In the last century, scholarship regarding Asian and African cultures and their associated religions and practices has expanded immensely. Information that was once scarce or obscure is now more accessible than ever and can provide greater understandings about the art and culture of these peoples. European and American art making and record keeping mostly emphasize the individual artist or artistic movement. This may differ from standards in African and Asian cultures. Consider the role art plays in various cultures, why makers may or may not be identified, how record keeping varies, and why some cultures emphasize certain aspects of objects and their history over others.
Breuilly, Elizabeth, and Joanne O’Brien, Martin Palmer, Martin E. Marty. Religions of the World: The Illustrated Guide to Origins, Beliefs, Traditions, and Festivals. New York: Facts on File, Inc., 2005.

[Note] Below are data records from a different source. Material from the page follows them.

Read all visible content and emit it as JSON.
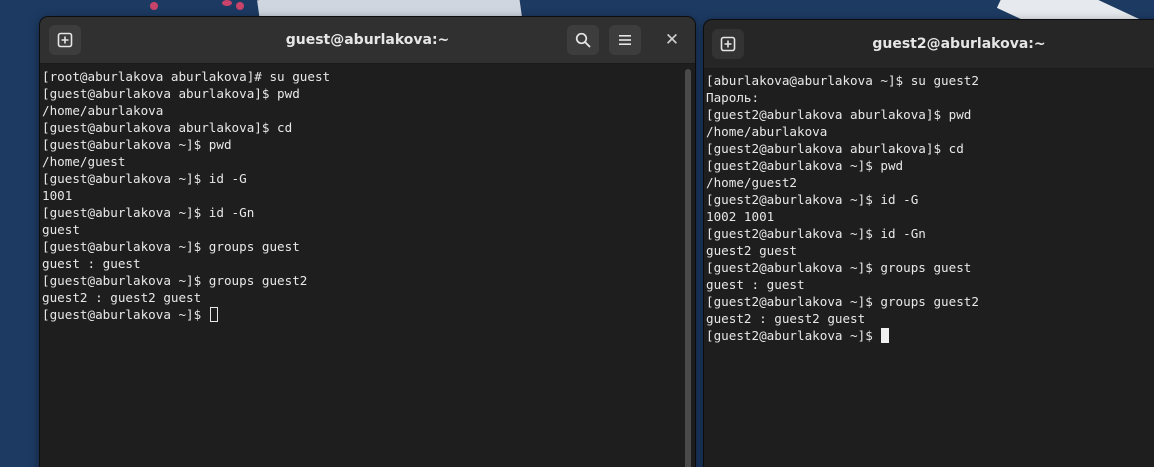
{
  "desktop": {
    "accent": "#1d3a62"
  },
  "left_window": {
    "title": "guest@aburlakova:~",
    "icons": {
      "new_tab": "new-tab-icon",
      "search": "search-icon",
      "menu": "hamburger-menu-icon",
      "close": "close-icon"
    },
    "close_glyph": "✕",
    "lines": [
      "[root@aburlakova aburlakova]# su guest",
      "[guest@aburlakova aburlakova]$ pwd",
      "/home/aburlakova",
      "[guest@aburlakova aburlakova]$ cd",
      "[guest@aburlakova ~]$ pwd",
      "/home/guest",
      "[guest@aburlakova ~]$ id -G",
      "1001",
      "[guest@aburlakova ~]$ id -Gn",
      "guest",
      "[guest@aburlakova ~]$ groups guest",
      "guest : guest",
      "[guest@aburlakova ~]$ groups guest2",
      "guest2 : guest2 guest"
    ],
    "prompt": "[guest@aburlakova ~]$ "
  },
  "right_window": {
    "title": "guest2@aburlakova:~",
    "icons": {
      "new_tab": "new-tab-icon"
    },
    "lines": [
      "[aburlakova@aburlakova ~]$ su guest2",
      "Пароль:",
      "[guest2@aburlakova aburlakova]$ pwd",
      "/home/aburlakova",
      "[guest2@aburlakova aburlakova]$ cd",
      "[guest2@aburlakova ~]$ pwd",
      "/home/guest2",
      "[guest2@aburlakova ~]$ id -G",
      "1002 1001",
      "[guest2@aburlakova ~]$ id -Gn",
      "guest2 guest",
      "[guest2@aburlakova ~]$ groups guest",
      "guest : guest",
      "[guest2@aburlakova ~]$ groups guest2",
      "guest2 : guest2 guest"
    ],
    "prompt": "[guest2@aburlakova ~]$ "
  }
}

Eck, Diana L. On Common Ground: World Religions in America. Columbia University Press, 2006.
Mbiti, John. African Religion and Philosophy (African Writers), 2nd sub edition. Hinemann, 1992.
Nash, Robert. Teaching Adolescents Religious Literacy in a Post-9/11 World. Information Age Publishing, 2009.
Prothero, Stephen. God is Not One: The Eight Rival Religions That Run the World—and Why Their Differences Matter. Harper One, 2010.
Prothero, Stephen. Religious Literacy: What Every American Needs to Know-- and Doesn’t. San Francisco: Harper, 2007.
Ray, Benjamin. African Religions: Symbol, Ritual, and Community, 2nd edition. Englewood Cliffs, N.J.:Prentice-Hall, Inc., 2000.
Said, Edward. Orientalism. Vintage Books, 1979.
“A Teacher’s Guide to Religion in the Public Schools”